Could you write out all the records once more, exactly?

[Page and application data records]
|---|
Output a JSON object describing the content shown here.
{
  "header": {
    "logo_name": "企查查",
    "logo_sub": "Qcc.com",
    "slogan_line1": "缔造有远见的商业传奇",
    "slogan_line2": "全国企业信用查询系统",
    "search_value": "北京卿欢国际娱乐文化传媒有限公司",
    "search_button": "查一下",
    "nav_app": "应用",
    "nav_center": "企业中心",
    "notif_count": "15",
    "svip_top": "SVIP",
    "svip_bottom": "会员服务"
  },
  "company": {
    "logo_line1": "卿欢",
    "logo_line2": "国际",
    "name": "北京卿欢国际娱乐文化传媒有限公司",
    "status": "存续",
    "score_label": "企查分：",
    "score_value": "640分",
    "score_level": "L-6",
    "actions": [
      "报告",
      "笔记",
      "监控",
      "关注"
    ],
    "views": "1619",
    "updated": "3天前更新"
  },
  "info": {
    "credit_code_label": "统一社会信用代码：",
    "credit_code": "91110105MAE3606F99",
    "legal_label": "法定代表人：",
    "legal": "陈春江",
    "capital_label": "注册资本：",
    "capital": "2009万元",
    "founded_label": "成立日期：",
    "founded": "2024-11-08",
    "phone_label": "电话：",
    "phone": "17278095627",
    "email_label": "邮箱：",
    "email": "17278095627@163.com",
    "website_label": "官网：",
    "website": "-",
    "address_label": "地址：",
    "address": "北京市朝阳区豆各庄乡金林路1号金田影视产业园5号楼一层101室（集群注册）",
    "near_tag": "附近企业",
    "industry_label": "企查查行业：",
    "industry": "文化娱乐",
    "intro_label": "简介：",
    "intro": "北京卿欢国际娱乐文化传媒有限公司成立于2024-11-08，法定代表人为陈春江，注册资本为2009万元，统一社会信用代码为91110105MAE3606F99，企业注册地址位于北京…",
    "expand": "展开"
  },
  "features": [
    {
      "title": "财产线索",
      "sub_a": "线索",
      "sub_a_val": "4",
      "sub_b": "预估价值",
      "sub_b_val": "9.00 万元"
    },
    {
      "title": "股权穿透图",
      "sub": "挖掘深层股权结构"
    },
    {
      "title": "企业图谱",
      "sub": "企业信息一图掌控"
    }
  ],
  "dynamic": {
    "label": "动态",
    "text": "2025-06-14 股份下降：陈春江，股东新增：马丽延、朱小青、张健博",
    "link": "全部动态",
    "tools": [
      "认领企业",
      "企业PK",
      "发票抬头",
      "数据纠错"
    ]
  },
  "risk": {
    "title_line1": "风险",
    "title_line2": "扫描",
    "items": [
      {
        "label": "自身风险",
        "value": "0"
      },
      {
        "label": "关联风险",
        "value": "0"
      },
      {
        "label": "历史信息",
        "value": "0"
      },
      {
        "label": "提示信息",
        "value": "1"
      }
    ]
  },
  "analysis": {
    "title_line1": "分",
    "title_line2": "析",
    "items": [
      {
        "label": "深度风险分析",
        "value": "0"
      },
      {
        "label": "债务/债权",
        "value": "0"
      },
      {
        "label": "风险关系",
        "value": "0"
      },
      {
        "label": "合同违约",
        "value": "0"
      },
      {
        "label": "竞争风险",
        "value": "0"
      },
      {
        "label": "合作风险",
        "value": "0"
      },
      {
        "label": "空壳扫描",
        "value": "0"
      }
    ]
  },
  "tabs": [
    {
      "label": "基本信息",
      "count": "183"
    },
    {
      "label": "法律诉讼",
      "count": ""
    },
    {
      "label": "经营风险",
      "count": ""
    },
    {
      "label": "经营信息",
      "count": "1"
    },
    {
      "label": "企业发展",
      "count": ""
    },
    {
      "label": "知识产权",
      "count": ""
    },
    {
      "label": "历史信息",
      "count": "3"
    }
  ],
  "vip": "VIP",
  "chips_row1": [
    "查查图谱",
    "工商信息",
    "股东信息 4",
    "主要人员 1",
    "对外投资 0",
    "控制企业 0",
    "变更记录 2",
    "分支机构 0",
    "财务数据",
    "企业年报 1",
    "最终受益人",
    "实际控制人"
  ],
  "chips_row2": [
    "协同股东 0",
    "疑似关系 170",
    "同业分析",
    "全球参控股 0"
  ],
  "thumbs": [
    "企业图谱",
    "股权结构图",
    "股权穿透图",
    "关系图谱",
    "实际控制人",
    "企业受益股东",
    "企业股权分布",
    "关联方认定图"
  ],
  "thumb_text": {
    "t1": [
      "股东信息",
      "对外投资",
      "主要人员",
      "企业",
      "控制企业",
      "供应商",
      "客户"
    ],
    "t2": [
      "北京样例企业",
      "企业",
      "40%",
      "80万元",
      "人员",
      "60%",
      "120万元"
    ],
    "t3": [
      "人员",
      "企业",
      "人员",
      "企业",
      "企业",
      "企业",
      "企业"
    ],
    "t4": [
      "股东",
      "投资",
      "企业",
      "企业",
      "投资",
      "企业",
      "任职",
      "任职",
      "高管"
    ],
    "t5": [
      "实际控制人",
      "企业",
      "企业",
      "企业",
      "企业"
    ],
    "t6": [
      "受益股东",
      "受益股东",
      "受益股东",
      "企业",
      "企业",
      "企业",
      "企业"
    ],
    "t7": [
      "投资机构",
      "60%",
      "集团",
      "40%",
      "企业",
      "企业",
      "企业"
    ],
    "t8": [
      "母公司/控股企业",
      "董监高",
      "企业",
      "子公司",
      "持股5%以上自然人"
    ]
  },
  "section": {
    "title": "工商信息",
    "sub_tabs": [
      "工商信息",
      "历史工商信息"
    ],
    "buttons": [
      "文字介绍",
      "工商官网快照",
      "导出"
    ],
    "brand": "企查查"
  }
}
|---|
SOLUTION BELOW
Output a JSON object describing the content shown here.
{
  "header": {
    "logo_name": "企查查",
    "logo_sub": "Qcc.com",
    "slogan_line1": "缔造有远见的商业传奇",
    "slogan_line2": "全国企业信用查询系统",
    "search_value": "北京卿欢国际娱乐文化传媒有限公司",
    "search_button": "查一下",
    "nav_app": "应用",
    "nav_center": "企业中心",
    "notif_count": "15",
    "svip_top": "SVIP",
    "svip_bottom": "会员服务"
  },
  "company": {
    "logo_line1": "卿欢",
    "logo_line2": "国际",
    "name": "北京卿欢国际娱乐文化传媒有限公司",
    "status": "存续",
    "score_label": "企查分：",
    "score_value": "640分",
    "score_level": "L-6",
    "actions": [
      "报告",
      "笔记",
      "监控",
      "关注"
    ],
    "views": "1619",
    "updated": "3天前更新"
  },
  "info": {
    "credit_code_label": "统一社会信用代码：",
    "credit_code": "91110105MAE3606F99",
    "legal_label": "法定代表人：",
    "legal": "陈春江",
    "capital_label": "注册资本：",
    "capital": "2009万元",
    "founded_label": "成立日期：",
    "founded": "2024-11-08",
    "phone_label": "电话：",
    "phone": "17278095627",
    "email_label": "邮箱：",
    "email": "17278095627@163.com",
    "website_label": "官网：",
    "website": "-",
    "address_label": "地址：",
    "address": "北京市朝阳区豆各庄乡金林路1号金田影视产业园5号楼一层101室（集群注册）",
    "near_tag": "附近企业",
    "industry_label": "企查查行业：",
    "industry": "文化娱乐",
    "intro_label": "简介：",
    "intro": "北京卿欢国际娱乐文化传媒有限公司成立于2024-11-08，法定代表人为陈春江，注册资本为2009万元，统一社会信用代码为91110105MAE3606F99，企业注册地址位于北京…",
    "expand": "展开"
  },
  "features": [
    {
      "title": "财产线索",
      "sub_a": "线索",
      "sub_a_val": "4",
      "sub_b": "预估价值",
      "sub_b_val": "9.00 万元"
    },
    {
      "title": "股权穿透图",
      "sub": "挖掘深层股权结构"
    },
    {
      "title": "企业图谱",
      "sub": "企业信息一图掌控"
    }
  ],
  "dynamic": {
    "label": "动态",
    "text": "2025-06-14 股份下降：陈春江，股东新增：马丽延、朱小青、张健博",
    "link": "全部动态",
    "tools": [
      "认领企业",
      "企业PK",
      "发票抬头",
      "数据纠错"
    ]
  },
  "risk": {
    "title_line1": "风险",
    "title_line2": "扫描",
    "items": [
      {
        "label": "自身风险",
        "value": "0"
      },
      {
        "label": "关联风险",
        "value": "0"
      },
      {
        "label": "历史信息",
        "value": "0"
      },
      {
        "label": "提示信息",
        "value": "1"
      }
    ]
  },
  "analysis": {
    "title_line1": "分",
    "title_line2": "析",
    "items": [
      {
        "label": "深度风险分析",
        "value": "0"
      },
      {
        "label": "债务/债权",
        "value": "0"
      },
      {
        "label": "风险关系",
        "value": "0"
      },
      {
        "label": "合同违约",
        "value": "0"
      },
      {
        "label": "竞争风险",
        "value": "0"
      },
      {
        "label": "合作风险",
        "value": "0"
      },
      {
        "label": "空壳扫描",
        "value": "0"
      }
    ]
  },
  "tabs": [
    {
      "label": "基本信息",
      "count": "183"
    },
    {
      "label": "法律诉讼",
      "count": ""
    },
    {
      "label": "经营风险",
      "count": ""
    },
    {
      "label": "经营信息",
      "count": "1"
    },
    {
      "label": "企业发展",
      "count": ""
    },
    {
      "label": "知识产权",
      "count": ""
    },
    {
      "label": "历史信息",
      "count": "3"
    }
  ],
  "vip": "VIP",
  "chips_row1": [
    "查查图谱",
    "工商信息",
    "股东信息 4",
    "主要人员 1",
    "对外投资 0",
    "控制企业 0",
    "变更记录 2",
    "分支机构 0",
    "财务数据",
    "企业年报 1",
    "最终受益人",
    "实际控制人"
  ],
  "chips_row2": [
    "协同股东 0",
    "疑似关系 170",
    "同业分析",
    "全球参控股 0"
  ],
  "thumbs": [
    "企业图谱",
    "股权结构图",
    "股权穿透图",
    "关系图谱",
    "实际控制人",
    "企业受益股东",
    "企业股权分布",
    "关联方认定图"
  ],
  "thumb_text": {
    "t1": [
      "股东信息",
      "对外投资",
      "主要人员",
      "企业",
      "控制企业",
      "供应商",
      "客户"
    ],
    "t2": [
      "北京样例企业",
      "企业",
      "40%",
      "80万元",
      "人员",
      "60%",
      "120万元"
    ],
    "t3": [
      "人员",
      "企业",
      "人员",
      "企业",
      "企业",
      "企业",
      "企业"
    ],
    "t4": [
      "股东",
      "投资",
      "企业",
      "企业",
      "投资",
      "企业",
      "任职",
      "任职",
      "高管"
    ],
    "t5": [
      "实际控制人",
      "企业",
      "企业",
      "企业",
      "企业"
    ],
    "t6": [
      "受益股东",
      "受益股东",
      "受益股东",
      "企业",
      "企业",
      "企业",
      "企业"
    ],
    "t7": [
      "投资机构",
      "60%",
      "集团",
      "40%",
      "企业",
      "企业",
      "企业"
    ],
    "t8": [
      "母公司/控股企业",
      "董监高",
      "企业",
      "子公司",
      "持股5%以上自然人"
    ]
  },
  "section": {
    "title": "工商信息",
    "sub_tabs": [
      "工商信息",
      "历史工商信息"
    ],
    "buttons": [
      "文字介绍",
      "工商官网快照",
      "导出"
    ],
    "brand": "企查查"
  }
}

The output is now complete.